The lines to copy are those holding the string "image" in the entries below.

* [Input data]
⟨

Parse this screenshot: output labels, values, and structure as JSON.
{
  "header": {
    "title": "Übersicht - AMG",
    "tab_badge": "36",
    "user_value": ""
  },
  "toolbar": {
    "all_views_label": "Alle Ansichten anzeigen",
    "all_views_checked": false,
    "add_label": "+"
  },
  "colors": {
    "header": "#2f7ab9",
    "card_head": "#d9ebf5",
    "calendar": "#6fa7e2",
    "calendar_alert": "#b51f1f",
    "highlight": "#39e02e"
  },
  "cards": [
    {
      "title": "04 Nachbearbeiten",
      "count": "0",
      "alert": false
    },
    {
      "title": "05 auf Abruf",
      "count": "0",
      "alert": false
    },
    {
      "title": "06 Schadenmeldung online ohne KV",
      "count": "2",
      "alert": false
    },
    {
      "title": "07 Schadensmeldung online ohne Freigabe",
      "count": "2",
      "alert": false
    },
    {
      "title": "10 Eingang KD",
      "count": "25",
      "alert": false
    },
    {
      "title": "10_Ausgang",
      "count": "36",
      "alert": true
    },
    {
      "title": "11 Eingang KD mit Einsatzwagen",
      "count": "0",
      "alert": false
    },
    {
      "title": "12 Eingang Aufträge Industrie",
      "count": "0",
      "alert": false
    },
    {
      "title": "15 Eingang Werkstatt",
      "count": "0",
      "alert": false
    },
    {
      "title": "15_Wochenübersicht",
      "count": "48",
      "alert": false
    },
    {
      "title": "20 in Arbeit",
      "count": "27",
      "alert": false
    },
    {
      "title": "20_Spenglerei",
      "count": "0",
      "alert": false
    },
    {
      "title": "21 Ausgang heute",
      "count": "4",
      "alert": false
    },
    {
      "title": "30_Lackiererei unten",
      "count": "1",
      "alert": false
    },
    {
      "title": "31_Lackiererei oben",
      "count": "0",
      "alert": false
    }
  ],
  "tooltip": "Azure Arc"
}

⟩
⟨

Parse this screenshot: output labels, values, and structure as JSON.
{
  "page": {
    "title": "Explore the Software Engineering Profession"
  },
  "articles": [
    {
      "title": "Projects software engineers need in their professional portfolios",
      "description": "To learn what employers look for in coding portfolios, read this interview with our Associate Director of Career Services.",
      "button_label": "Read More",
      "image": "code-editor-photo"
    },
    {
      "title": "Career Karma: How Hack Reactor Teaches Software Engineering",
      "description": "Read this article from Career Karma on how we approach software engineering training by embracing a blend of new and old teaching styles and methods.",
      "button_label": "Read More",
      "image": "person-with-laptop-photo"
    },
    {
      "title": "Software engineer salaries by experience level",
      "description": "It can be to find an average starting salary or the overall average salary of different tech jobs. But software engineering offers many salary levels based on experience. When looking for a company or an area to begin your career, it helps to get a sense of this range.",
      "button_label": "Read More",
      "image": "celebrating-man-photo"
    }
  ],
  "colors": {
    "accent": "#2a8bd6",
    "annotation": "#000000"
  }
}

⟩

* [Response to this exercise]
      "image": "code-editor-photo"
      "image": "person-with-laptop-photo"
      "image": "celebrating-man-photo"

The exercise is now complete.